Problem description: Return each line below holding the string "title".

Records for the exercise:

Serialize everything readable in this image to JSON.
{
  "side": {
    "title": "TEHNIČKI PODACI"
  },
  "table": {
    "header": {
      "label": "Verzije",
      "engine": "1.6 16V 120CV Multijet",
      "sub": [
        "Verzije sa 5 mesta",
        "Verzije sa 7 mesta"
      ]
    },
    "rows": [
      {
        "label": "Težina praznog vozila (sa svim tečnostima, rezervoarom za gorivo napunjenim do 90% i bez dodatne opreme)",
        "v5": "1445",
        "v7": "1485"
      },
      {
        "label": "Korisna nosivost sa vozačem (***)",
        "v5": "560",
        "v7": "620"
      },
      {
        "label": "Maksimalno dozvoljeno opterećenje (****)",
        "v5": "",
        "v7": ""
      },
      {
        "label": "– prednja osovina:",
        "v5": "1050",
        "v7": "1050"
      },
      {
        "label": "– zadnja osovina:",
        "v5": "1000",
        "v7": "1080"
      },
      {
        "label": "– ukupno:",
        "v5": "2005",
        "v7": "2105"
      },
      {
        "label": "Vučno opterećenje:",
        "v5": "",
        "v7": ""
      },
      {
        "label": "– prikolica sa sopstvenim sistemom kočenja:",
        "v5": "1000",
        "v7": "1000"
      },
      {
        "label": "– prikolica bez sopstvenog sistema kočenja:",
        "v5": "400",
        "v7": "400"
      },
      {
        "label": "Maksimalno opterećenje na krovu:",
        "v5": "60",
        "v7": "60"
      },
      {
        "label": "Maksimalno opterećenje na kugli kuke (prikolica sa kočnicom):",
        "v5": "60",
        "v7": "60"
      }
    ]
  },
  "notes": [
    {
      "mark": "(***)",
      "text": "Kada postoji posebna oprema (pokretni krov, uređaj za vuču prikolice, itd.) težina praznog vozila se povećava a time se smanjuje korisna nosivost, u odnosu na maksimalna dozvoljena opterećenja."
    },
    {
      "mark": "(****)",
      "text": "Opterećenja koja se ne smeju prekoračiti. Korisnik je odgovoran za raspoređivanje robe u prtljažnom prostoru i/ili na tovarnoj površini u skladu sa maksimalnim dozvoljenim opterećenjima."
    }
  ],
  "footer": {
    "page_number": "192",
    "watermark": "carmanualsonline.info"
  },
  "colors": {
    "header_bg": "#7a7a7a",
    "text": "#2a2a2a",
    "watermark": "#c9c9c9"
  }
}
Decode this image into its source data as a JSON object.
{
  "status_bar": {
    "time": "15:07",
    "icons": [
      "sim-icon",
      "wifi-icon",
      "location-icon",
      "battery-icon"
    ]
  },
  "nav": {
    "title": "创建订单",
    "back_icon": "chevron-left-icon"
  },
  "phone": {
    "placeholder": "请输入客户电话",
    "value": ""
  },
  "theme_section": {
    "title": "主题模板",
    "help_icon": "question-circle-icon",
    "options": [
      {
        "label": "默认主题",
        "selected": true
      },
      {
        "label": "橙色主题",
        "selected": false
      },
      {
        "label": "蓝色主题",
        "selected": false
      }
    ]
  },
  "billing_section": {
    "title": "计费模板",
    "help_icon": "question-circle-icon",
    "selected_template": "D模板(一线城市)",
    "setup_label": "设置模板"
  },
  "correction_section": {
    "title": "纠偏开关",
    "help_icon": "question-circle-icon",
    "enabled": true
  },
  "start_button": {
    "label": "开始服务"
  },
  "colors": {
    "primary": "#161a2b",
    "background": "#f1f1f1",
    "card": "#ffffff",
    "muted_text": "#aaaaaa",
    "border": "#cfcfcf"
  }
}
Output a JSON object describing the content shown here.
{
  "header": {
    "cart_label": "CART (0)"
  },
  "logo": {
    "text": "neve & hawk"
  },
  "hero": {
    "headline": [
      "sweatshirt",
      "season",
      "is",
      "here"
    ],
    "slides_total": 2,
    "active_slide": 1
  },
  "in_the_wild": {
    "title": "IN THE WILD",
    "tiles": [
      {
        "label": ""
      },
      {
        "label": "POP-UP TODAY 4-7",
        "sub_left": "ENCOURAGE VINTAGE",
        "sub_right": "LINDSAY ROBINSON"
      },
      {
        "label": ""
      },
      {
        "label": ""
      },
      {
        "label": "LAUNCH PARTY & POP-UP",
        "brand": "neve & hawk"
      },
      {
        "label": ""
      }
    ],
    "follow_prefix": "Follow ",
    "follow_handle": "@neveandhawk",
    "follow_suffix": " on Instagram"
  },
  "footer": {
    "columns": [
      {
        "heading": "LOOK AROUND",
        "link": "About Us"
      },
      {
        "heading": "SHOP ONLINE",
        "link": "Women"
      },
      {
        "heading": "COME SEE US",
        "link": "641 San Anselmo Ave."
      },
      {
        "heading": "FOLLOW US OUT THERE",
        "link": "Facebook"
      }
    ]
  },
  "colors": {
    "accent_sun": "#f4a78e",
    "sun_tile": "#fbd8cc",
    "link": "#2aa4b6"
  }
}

Response below:
    "title": "TEHNIČKI PODACI"
    "title": "创建订单",
    "title": "主题模板",
    "title": "计费模板",
    "title": "纠偏开关",
    "title": "IN THE WILD",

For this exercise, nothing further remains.